Professor Pettigrew conducted an experiment in which he duplicated the phantom light phenomenon. He chose a night with the right weather conditions and drove about 10 kilometers away. Although he was beyond their view, six witnesses saw the car lights floating above the horizon. Many other people saw an even more spectacular illusion the following morning when they witnessed a whole mountain range floating above the ground. In 2003, Pettigrew published his findings in his paper, “The Min Min light and the Fata Morgana: An optical account of a mysterious Australian phenomenon.”
Are the Min Min Lights a Fata Morgana?
Professor Pettigrew hypothesized that the Min Min lights are a type of mirage — a Fata Morgana. This optical illusion sometimes occurs when a warm layer of air traps a layer of dense cold air underneath it. Then when light passes through the two layers, the light bends or refracts. Since it is optically tricky for humans to identify bent light, it’s easy for someone to believe that the image they see is a ghost or spirit orb. In a Fata Morgana, the image floats above the horizon or directly in front of the observer. This phenomenon is what causes the phantom ship encounter, which can be frightening for many people.
Wonderful during the day, such Fata Morgana can be terrifying at night when a single light source gives no hint that it is actually part of a mirage emanating from a great distance. Even hardened Outback observers can break down when they are unable to interpret the unusual optical properties of the light in terms of their own, very different, past experiences.
Related: Solving the Ball Lightning Mystery
Ghostly Lights Around the World
Phenomena of phantom lights aren’t unique to Australia. Many other countries have folklore about ghost lights, fairy lights, will-o’-the-wisp, or ignis fatuus. Will-o’-the-wisps are mysterious lights that Celtic peoples of Ireland, Scotland, England, Wales observed. Unlike the Min Min lights, the will-o’-wisps appear mostly around wet grounds such as bogs and swamps. Some people think they are fairies or spirits. Interestingly, the jack-o’-lantern story resulted from the will-o’-the-wisp because the lights resemble a lantern moving by itself through the darkness.
In Mexico, there is a type of light similar to the ghost orbs of Boulia that locals believe are the souls of witches. They call these brujas. In the South American countries of Argentina and Uruguay, the ghost lights are luz mala meaning evil light. Luz mala is a rural phenomenon, similar to the Australian lights. However, the residents dread them and have incorporated them into many myths.
Proponents of natural theories suggest that the phantom lights result from gaseous releases from the earth — such as those often seen at graveyards — or glowing insects like fireflies. Fringe theorists support the UFO and paranormal avenues (ghosts, spirits, fairies).
Visitors Seeking an Encounter
Magic exists when something defies our understanding, and many people in the Boulia region want to keep the magic of the Min Min lights alive. It’s a part of who they are.
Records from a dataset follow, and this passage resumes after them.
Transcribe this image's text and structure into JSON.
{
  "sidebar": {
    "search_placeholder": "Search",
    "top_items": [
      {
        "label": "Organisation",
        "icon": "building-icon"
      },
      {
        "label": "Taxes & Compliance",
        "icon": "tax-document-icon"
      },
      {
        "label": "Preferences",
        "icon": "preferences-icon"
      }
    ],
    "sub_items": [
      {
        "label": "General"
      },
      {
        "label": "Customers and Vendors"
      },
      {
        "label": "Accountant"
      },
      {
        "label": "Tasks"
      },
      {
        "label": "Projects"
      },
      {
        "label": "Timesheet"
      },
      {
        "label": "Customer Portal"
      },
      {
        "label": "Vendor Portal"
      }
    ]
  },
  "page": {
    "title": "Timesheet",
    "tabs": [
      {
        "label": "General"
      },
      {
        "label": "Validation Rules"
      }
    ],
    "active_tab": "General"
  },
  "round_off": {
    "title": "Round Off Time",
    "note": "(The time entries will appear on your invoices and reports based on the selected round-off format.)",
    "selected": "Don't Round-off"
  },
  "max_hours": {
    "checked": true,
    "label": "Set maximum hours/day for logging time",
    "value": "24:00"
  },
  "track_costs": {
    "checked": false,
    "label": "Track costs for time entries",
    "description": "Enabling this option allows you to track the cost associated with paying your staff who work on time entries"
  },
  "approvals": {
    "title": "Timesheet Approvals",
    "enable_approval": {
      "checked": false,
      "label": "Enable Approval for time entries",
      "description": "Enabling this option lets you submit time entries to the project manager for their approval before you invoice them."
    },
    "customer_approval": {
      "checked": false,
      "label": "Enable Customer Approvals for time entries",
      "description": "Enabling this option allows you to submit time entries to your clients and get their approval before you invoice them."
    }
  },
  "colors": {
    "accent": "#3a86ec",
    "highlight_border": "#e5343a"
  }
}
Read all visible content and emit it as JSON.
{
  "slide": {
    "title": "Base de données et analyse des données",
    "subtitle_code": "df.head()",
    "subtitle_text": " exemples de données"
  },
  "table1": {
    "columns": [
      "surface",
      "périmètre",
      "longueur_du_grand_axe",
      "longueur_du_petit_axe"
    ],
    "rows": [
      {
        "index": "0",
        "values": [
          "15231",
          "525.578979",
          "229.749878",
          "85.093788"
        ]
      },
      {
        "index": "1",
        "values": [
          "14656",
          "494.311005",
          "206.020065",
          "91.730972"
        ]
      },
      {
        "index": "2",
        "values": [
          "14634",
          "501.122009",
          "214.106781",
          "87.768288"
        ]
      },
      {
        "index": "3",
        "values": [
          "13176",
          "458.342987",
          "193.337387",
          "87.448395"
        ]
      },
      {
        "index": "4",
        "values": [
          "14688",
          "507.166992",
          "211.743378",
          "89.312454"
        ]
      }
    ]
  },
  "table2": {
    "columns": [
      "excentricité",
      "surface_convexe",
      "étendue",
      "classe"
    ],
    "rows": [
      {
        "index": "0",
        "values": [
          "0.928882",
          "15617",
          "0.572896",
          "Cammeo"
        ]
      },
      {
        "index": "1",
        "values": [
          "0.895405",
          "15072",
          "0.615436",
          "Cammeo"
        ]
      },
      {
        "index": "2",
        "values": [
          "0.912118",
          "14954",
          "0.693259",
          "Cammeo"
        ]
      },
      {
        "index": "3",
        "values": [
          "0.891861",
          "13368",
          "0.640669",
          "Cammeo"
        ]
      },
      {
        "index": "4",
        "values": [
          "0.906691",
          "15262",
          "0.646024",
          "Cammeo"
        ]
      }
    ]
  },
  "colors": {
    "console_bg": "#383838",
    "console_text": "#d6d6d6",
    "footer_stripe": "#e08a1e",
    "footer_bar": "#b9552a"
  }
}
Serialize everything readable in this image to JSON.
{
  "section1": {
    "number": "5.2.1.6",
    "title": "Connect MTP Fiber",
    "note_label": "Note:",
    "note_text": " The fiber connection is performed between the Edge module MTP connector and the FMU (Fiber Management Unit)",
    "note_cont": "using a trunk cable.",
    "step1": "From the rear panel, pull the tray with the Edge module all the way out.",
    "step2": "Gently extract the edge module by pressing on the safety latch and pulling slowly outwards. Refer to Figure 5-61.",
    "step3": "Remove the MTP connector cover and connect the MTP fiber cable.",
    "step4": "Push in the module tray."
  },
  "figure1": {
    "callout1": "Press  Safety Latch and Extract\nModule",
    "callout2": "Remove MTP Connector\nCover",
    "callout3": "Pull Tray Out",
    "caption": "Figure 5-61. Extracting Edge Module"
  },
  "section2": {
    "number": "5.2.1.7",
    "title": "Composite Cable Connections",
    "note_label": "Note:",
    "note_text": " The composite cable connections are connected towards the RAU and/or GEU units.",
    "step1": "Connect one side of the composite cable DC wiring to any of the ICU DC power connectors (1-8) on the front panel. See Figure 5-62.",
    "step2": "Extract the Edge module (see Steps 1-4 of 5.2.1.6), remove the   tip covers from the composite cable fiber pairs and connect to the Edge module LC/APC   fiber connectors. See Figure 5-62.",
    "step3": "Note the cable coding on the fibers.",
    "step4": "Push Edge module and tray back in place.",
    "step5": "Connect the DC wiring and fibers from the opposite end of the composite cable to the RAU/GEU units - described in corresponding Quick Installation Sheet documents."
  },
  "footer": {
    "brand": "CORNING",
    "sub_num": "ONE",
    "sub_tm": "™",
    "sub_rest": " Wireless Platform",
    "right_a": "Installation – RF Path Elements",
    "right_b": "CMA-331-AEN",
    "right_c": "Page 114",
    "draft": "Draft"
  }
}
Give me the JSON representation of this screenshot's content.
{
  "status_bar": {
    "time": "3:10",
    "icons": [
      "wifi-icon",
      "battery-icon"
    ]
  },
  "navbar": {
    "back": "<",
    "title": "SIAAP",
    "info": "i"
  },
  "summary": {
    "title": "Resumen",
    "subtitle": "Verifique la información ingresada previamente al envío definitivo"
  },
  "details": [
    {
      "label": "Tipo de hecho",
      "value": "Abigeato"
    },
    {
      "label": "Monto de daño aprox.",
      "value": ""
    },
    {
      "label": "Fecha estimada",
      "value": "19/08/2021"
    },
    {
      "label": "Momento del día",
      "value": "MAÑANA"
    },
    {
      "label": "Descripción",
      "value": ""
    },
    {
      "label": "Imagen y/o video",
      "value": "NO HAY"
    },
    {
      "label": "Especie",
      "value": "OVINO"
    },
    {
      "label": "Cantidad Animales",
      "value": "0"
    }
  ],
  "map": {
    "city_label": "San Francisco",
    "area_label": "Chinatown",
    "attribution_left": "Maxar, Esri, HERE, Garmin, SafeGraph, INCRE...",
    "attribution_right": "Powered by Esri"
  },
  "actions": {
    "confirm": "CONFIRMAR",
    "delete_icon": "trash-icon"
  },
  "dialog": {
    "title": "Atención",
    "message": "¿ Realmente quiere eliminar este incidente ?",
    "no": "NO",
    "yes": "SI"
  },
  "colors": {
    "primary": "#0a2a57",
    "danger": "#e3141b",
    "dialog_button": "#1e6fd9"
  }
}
Today, the phenomenon gives a theme to the town and serves as an attraction for tourists. Although most people now know there is nothing to fear, the lights continue to be magical, and any visitor would be lucky to have a chance encounter.
Boulia is in the Outback in Central West Queensland, 184 miles south of Mount Isa.